IDEAS home Printed from
   My bibliography  Save this paper

Tariffs in a Dynamic Differentiated Duopoly


  • Beverly J. Lapham


The effects of an unilateral tariff on prices, quantities, and welfare in the presence of a dynamic elements facing imperfectly competitive firms is examined. International duopolists, selling differentiated products, interact strategically in price setting game under the tariff policy. It is shown that the presence of dynamic elements in the form of adjustment costs to changing sales volume significantly affect the relationship between tariff rates and aggregate domestic welfare even when sales are constant and no adjustment costs are actually paid. The level of optimal tariffs is associated with higher adjustment costs. Of particular interest is the possibility that autarky is optimal under positive adjustment costs while tariff restricted trade is optimal in the absence of such costs.

Suggested Citation

  • Beverly J. Lapham, 1991. "Tariffs in a Dynamic Differentiated Duopoly," Working Papers 823, Queen's University, Department of Economics.
  • Handle: RePEc:qed:wpaper:823

    Download full text from publisher

    File URL:
    File Function: First version 1991
    Download Restriction: no

    References listed on IDEAS

    1. Gupta, Kanhaya L, 1971. "Aggregation Bias in Linear Economic Models," International Economic Review, Department of Economics, University of Pennsylvania and Osaka University Institute of Social and Economic Research Association, vol. 12(2), pages 293-305, June.
    2. repec:qed:wpaper:37 is not listed on IDEAS
    Full references (including those not matched with items on IDEAS)

    More about this item


    Access and download statistics


    All material on this site has been provided by the respective publishers and authors. You can help correct errors and omissions. When requesting a correction, please mention this item's handle: RePEc:qed:wpaper:823. See general information about how to correct material in RePEc.

    For technical questions regarding this item, or to correct its authors, title, abstract, bibliographic or download information, contact: (Mark Babcock). General contact details of provider: .

    If you have authored this item and are not yet registered with RePEc, we encourage you to do it here. This allows to link your profile to this item. It also allows you to accept potential citations to this item that we are uncertain about.

    We have no references for this item. You can help adding them by using this form .

    If you know of missing items citing this one, you can help us creating those links by adding the relevant references in the same way as above, for each refering item.
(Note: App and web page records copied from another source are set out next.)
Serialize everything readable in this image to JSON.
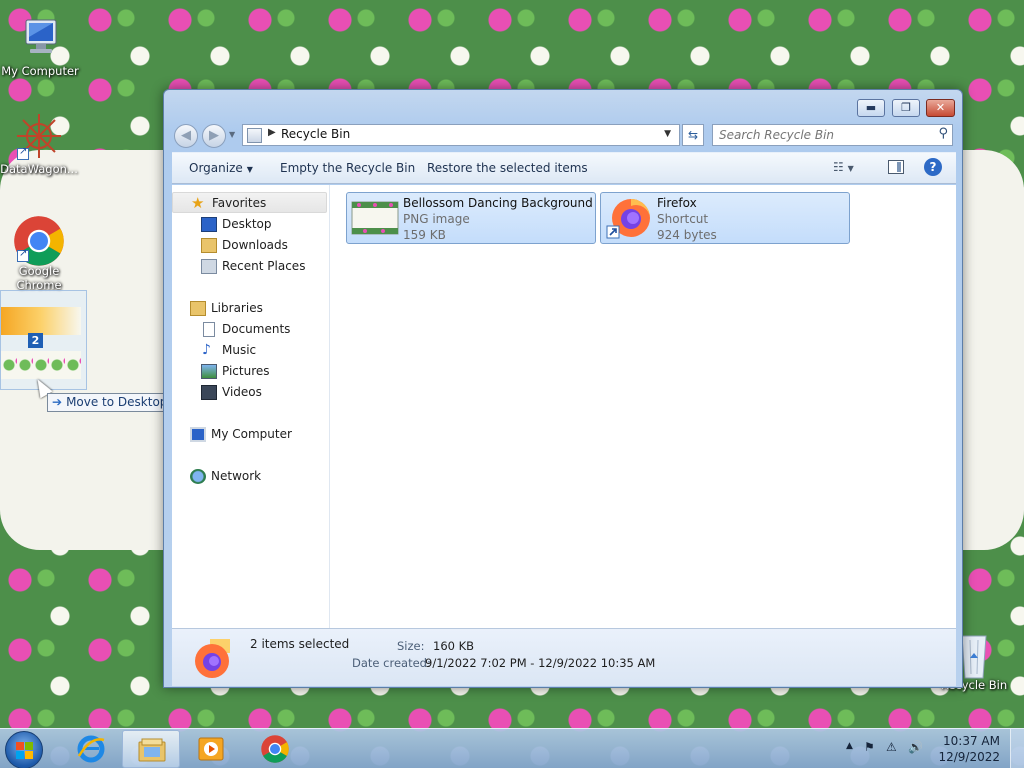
{
  "desktop": {
    "icons": [
      {
        "label": "My Computer",
        "icon": "computer-icon"
      },
      {
        "label": "DataWagon...",
        "icon": "datawagon-icon"
      },
      {
        "label": "Google Chrome",
        "icon": "chrome-icon"
      },
      {
        "label": "Recycle Bin",
        "icon": "recycle-bin-icon"
      }
    ],
    "drag": {
      "count": "2",
      "tooltip": "Move to Desktop"
    }
  },
  "window": {
    "title": "Recycle Bin",
    "controls": {
      "minimize": "▬",
      "maximize": "❐",
      "close": "✕"
    },
    "address": {
      "breadcrumb": "Recycle Bin"
    },
    "search": {
      "placeholder": "Search Recycle Bin"
    },
    "toolbar": {
      "organize": "Organize",
      "empty": "Empty the Recycle Bin",
      "restore": "Restore the selected items"
    },
    "nav": {
      "favorites": "Favorites",
      "desktop": "Desktop",
      "downloads": "Downloads",
      "recent": "Recent Places",
      "libraries": "Libraries",
      "documents": "Documents",
      "music": "Music",
      "pictures": "Pictures",
      "videos": "Videos",
      "computer": "My Computer",
      "network": "Network"
    },
    "files": [
      {
        "name": "Bellossom Dancing Background",
        "type": "PNG image",
        "size": "159 KB"
      },
      {
        "name": "Firefox",
        "type": "Shortcut",
        "size": "924 bytes"
      }
    ],
    "details": {
      "count": "2 items selected",
      "size_label": "Size:",
      "size_value": "160 KB",
      "date_label": "Date created:",
      "date_value": "9/1/2022 7:02 PM - 12/9/2022 10:35 AM"
    }
  },
  "taskbar": {
    "apps": [
      "internet-explorer-icon",
      "explorer-folder-icon",
      "media-player-icon",
      "chrome-icon"
    ],
    "time": "10:37 AM",
    "date": "12/9/2022"
  },
  "colors": {
    "accent": "#2d6ac6",
    "selection": "#c4ddfb",
    "wallpaper_green": "#4d8f4a",
    "wallpaper_pink": "#e94fb4"
  }
}
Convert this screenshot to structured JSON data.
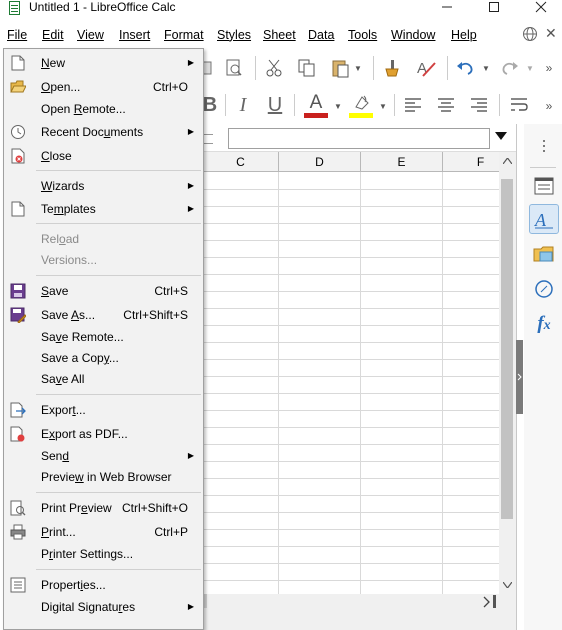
{
  "window": {
    "title": "Untitled 1 - LibreOffice Calc",
    "minimize": "—",
    "maximize": "☐",
    "close": "✕"
  },
  "menubar": {
    "items": [
      {
        "label": "File"
      },
      {
        "label": "Edit"
      },
      {
        "label": "View"
      },
      {
        "label": "Insert"
      },
      {
        "label": "Format"
      },
      {
        "label": "Styles"
      },
      {
        "label": "Sheet"
      },
      {
        "label": "Data"
      },
      {
        "label": "Tools"
      },
      {
        "label": "Window"
      },
      {
        "label": "Help"
      }
    ],
    "globe_icon": "globe-icon",
    "close_doc": "✕"
  },
  "formatting": {
    "bold": "B",
    "italic": "I",
    "underline": "U",
    "font_color_glyph": "A",
    "font_color": "#c9211e",
    "highlight_color": "#ffff00"
  },
  "grid": {
    "columns": [
      "C",
      "D",
      "E",
      "F"
    ]
  },
  "file_menu": {
    "items": [
      {
        "label": "New",
        "icon": "new-document-icon",
        "submenu": true
      },
      {
        "label": "Open...",
        "shortcut": "Ctrl+O",
        "icon": "open-folder-icon"
      },
      {
        "label": "Open Remote...",
        "shortcut": ""
      },
      {
        "label": "Recent Documents",
        "icon": "clock-icon",
        "submenu": true
      },
      {
        "label": "Close",
        "icon": "close-document-icon"
      },
      {
        "label": "Wizards",
        "submenu": true
      },
      {
        "label": "Templates",
        "icon": "template-icon",
        "submenu": true
      },
      {
        "label": "Reload",
        "disabled": true
      },
      {
        "label": "Versions...",
        "disabled": true
      },
      {
        "label": "Save",
        "shortcut": "Ctrl+S",
        "icon": "save-icon"
      },
      {
        "label": "Save As...",
        "shortcut": "Ctrl+Shift+S",
        "icon": "save-as-icon"
      },
      {
        "label": "Save Remote..."
      },
      {
        "label": "Save a Copy..."
      },
      {
        "label": "Save All"
      },
      {
        "label": "Export...",
        "icon": "export-icon"
      },
      {
        "label": "Export as PDF...",
        "icon": "pdf-icon"
      },
      {
        "label": "Send",
        "submenu": true
      },
      {
        "label": "Preview in Web Browser"
      },
      {
        "label": "Print Preview",
        "shortcut": "Ctrl+Shift+O",
        "icon": "print-preview-icon"
      },
      {
        "label": "Print...",
        "shortcut": "Ctrl+P",
        "icon": "printer-icon"
      },
      {
        "label": "Printer Settings..."
      },
      {
        "label": "Properties...",
        "icon": "properties-icon"
      },
      {
        "label": "Digital Signatures",
        "submenu": true
      }
    ],
    "submenu_arrow": "▶"
  }
}
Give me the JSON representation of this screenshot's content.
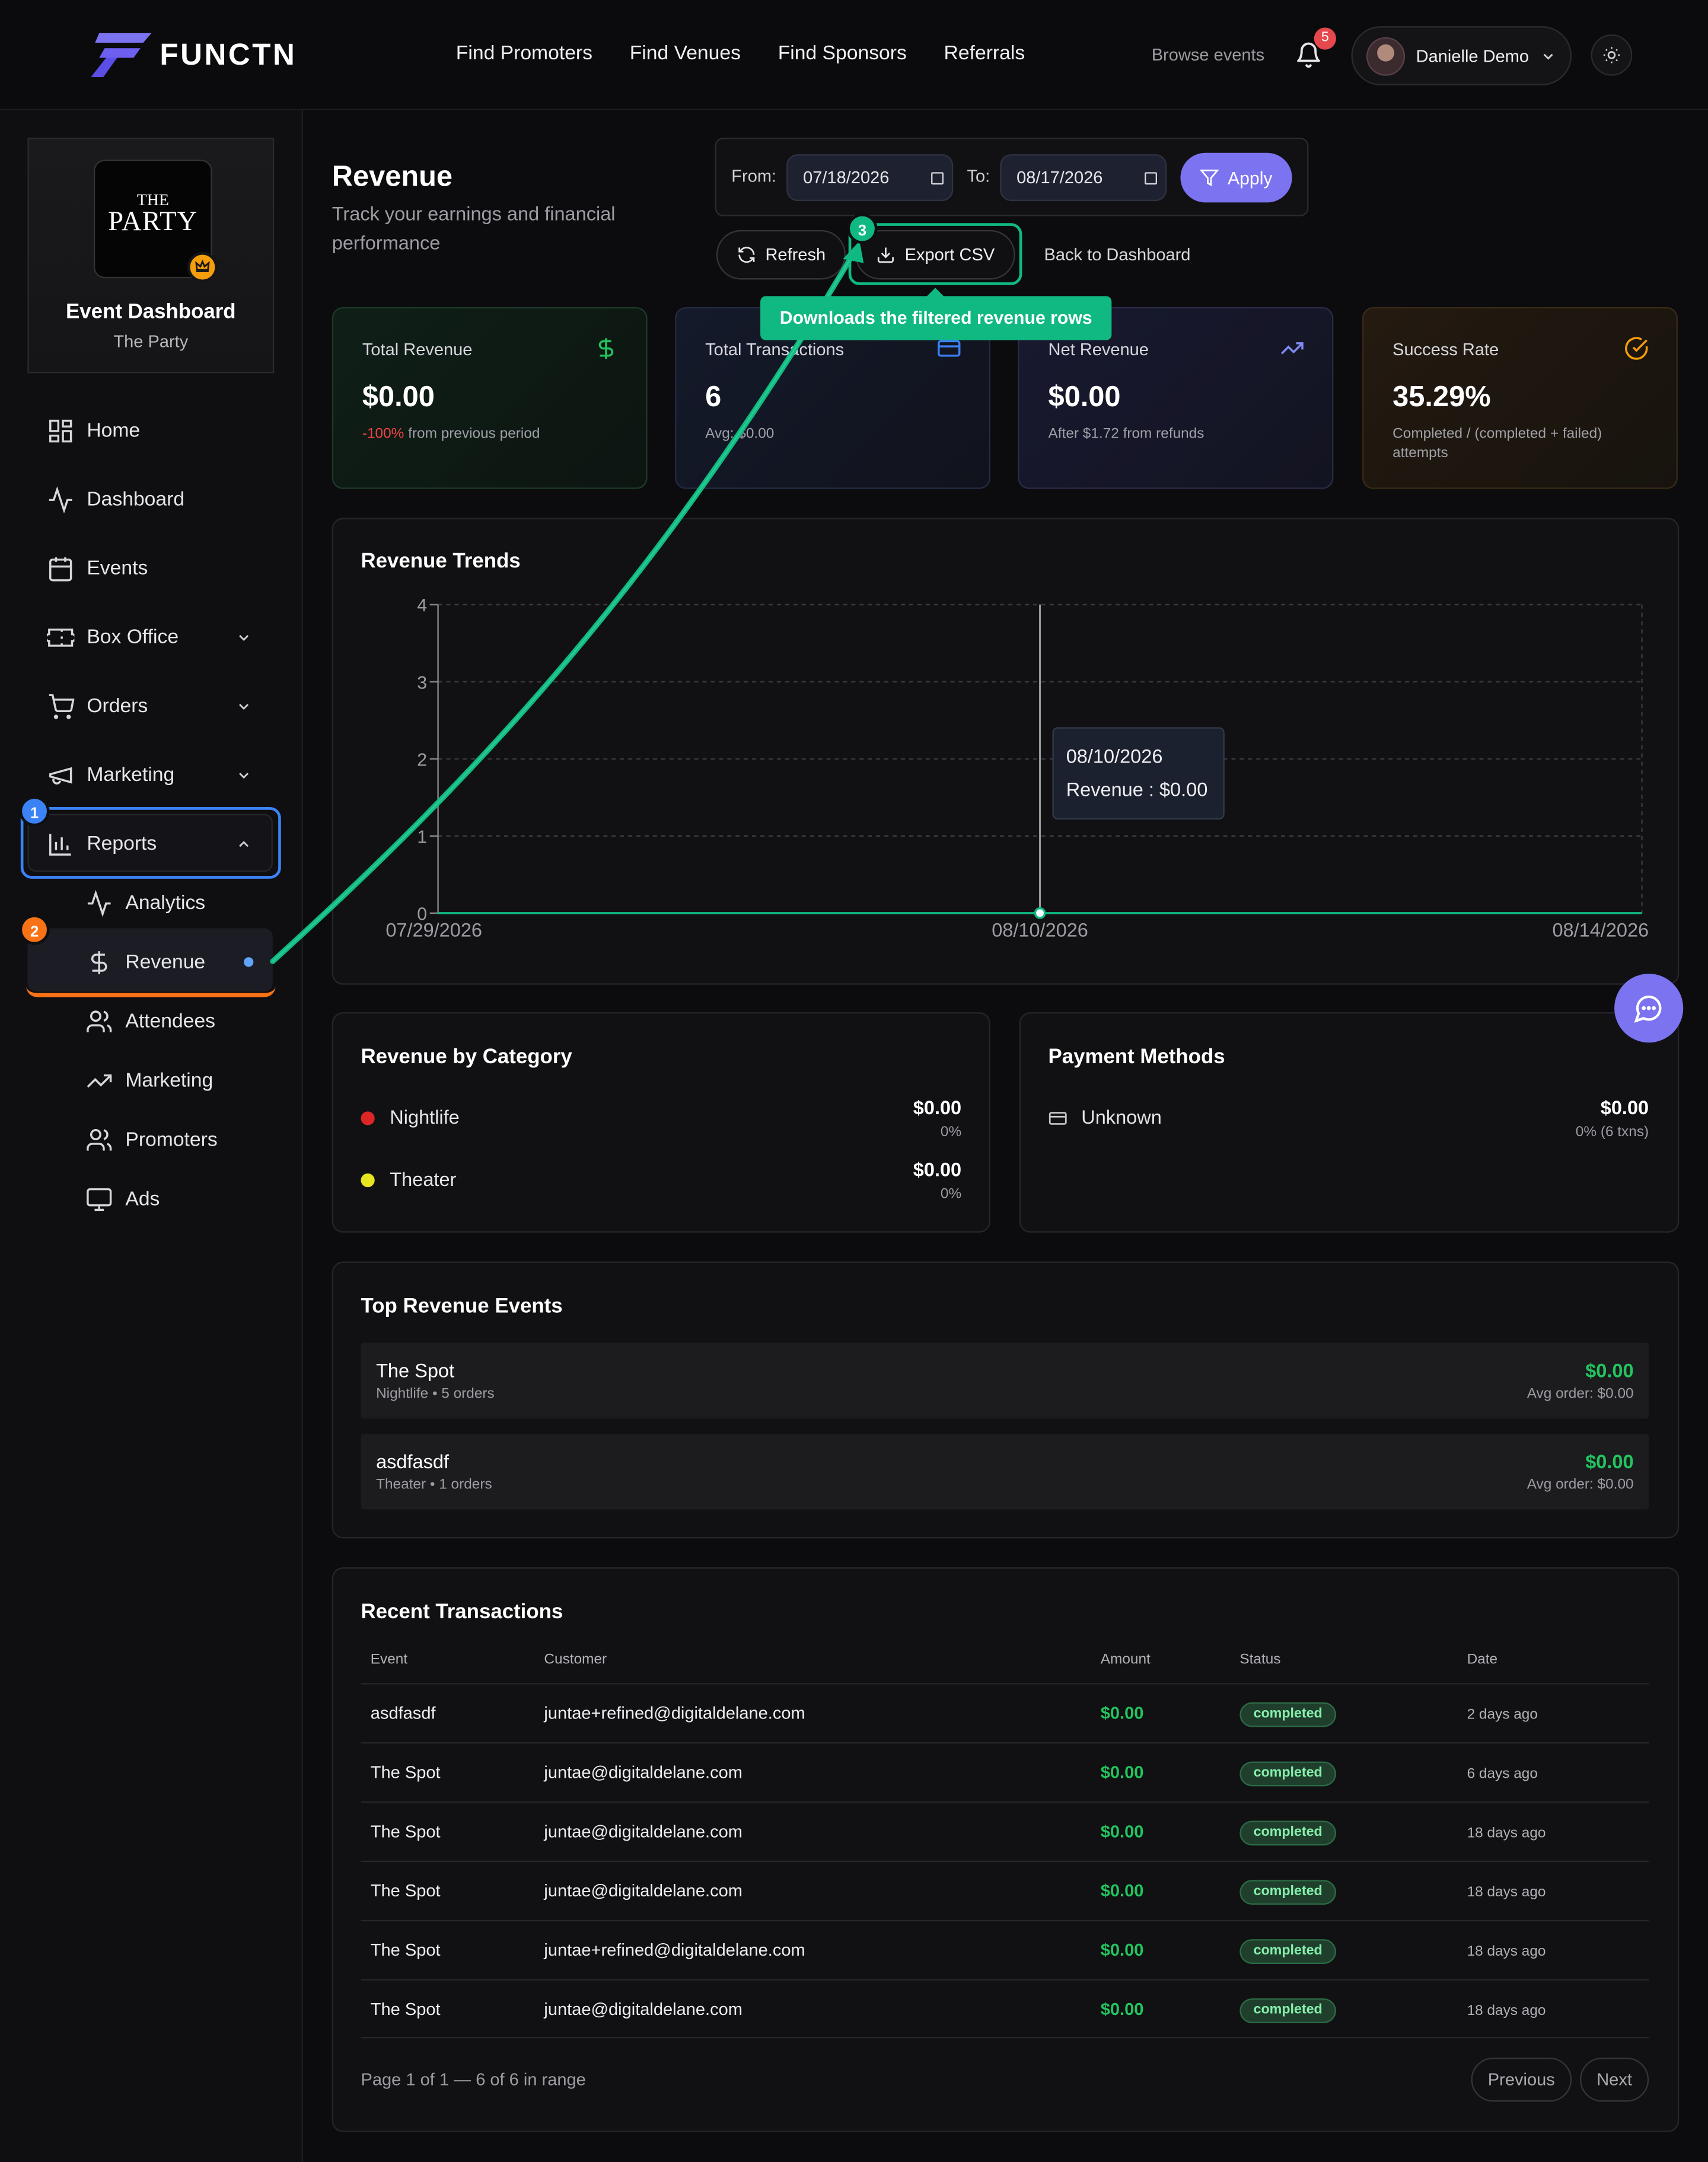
{
  "brand": {
    "name": "FUNCTN",
    "accent": "#7c73f0"
  },
  "nav": {
    "links": [
      "Find Promoters",
      "Find Venues",
      "Find Sponsors",
      "Referrals"
    ],
    "browse": "Browse events",
    "notifications": "5",
    "user": "Danielle Demo"
  },
  "sidebar": {
    "event_title": "Event Dashboard",
    "event_sub": "The Party",
    "poster_line1": "THE",
    "poster_line2": "PARTY",
    "items": [
      "Home",
      "Dashboard",
      "Events",
      "Box Office",
      "Orders",
      "Marketing",
      "Reports"
    ],
    "subitems": [
      "Analytics",
      "Revenue",
      "Attendees",
      "Marketing",
      "Promoters",
      "Ads"
    ],
    "badge1": "1",
    "badge2": "2"
  },
  "header": {
    "title": "Revenue",
    "subtitle": "Track your earnings and financial performance",
    "from_label": "From:",
    "from_value": "07/18/2026",
    "to_label": "To:",
    "to_value": "08/17/2026",
    "apply": "Apply",
    "refresh": "Refresh",
    "export": "Export CSV",
    "back": "Back to Dashboard",
    "badge3": "3",
    "tooltip": "Downloads the filtered revenue rows"
  },
  "stats": [
    {
      "label": "Total Revenue",
      "value": "$0.00",
      "note_change": "-100%",
      "note": "from previous period"
    },
    {
      "label": "Total Transactions",
      "value": "6",
      "note": "Avg: $0.00"
    },
    {
      "label": "Net Revenue",
      "value": "$0.00",
      "note": "After $1.72 from refunds"
    },
    {
      "label": "Success Rate",
      "value": "35.29%",
      "note": "Completed / (completed + failed) attempts"
    }
  ],
  "chart_data": {
    "type": "line",
    "title": "Revenue Trends",
    "x": [
      "07/29/2026",
      "08/10/2026",
      "08/14/2026"
    ],
    "series": [
      {
        "name": "Revenue",
        "values": [
          0,
          0,
          0
        ]
      }
    ],
    "y_ticks": [
      "0",
      "1",
      "2",
      "3",
      "4"
    ],
    "ylim": [
      0,
      4
    ],
    "tooltip_date": "08/10/2026",
    "tooltip_text": "Revenue : $0.00",
    "grid": true,
    "line_color": "#10b981"
  },
  "category": {
    "title": "Revenue by Category",
    "rows": [
      {
        "name": "Nightlife",
        "value": "$0.00",
        "pct": "0%",
        "color": "#dc2626"
      },
      {
        "name": "Theater",
        "value": "$0.00",
        "pct": "0%",
        "color": "#e5e520"
      }
    ]
  },
  "payments": {
    "title": "Payment Methods",
    "rows": [
      {
        "name": "Unknown",
        "value": "$0.00",
        "pct": "0% (6 txns)"
      }
    ]
  },
  "top_events": {
    "title": "Top Revenue Events",
    "rows": [
      {
        "name": "The Spot",
        "meta": "Nightlife • 5 orders",
        "amount": "$0.00",
        "avg": "Avg order: $0.00"
      },
      {
        "name": "asdfasdf",
        "meta": "Theater • 1 orders",
        "amount": "$0.00",
        "avg": "Avg order: $0.00"
      }
    ]
  },
  "transactions": {
    "title": "Recent Transactions",
    "columns": [
      "Event",
      "Customer",
      "Amount",
      "Status",
      "Date"
    ],
    "rows": [
      [
        "asdfasdf",
        "juntae+refined@digitaldelane.com",
        "$0.00",
        "completed",
        "2 days ago"
      ],
      [
        "The Spot",
        "juntae@digitaldelane.com",
        "$0.00",
        "completed",
        "6 days ago"
      ],
      [
        "The Spot",
        "juntae@digitaldelane.com",
        "$0.00",
        "completed",
        "18 days ago"
      ],
      [
        "The Spot",
        "juntae@digitaldelane.com",
        "$0.00",
        "completed",
        "18 days ago"
      ],
      [
        "The Spot",
        "juntae+refined@digitaldelane.com",
        "$0.00",
        "completed",
        "18 days ago"
      ],
      [
        "The Spot",
        "juntae@digitaldelane.com",
        "$0.00",
        "completed",
        "18 days ago"
      ]
    ],
    "pager": "Page 1 of 1 — 6 of 6 in range",
    "prev": "Previous",
    "next": "Next"
  }
}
If you are a registered author of this item, you may also want to check the "citations" tab in your RePEc Author Service profile, as there may be some citations waiting for confirmation.

    Please note that corrections may take a couple of weeks to filter through the various RePEc services.

    IDEAS is a RePEc service hosted by the Research Division of the Federal Reserve Bank of St. Louis . RePEc uses bibliographic data supplied by the respective publishers.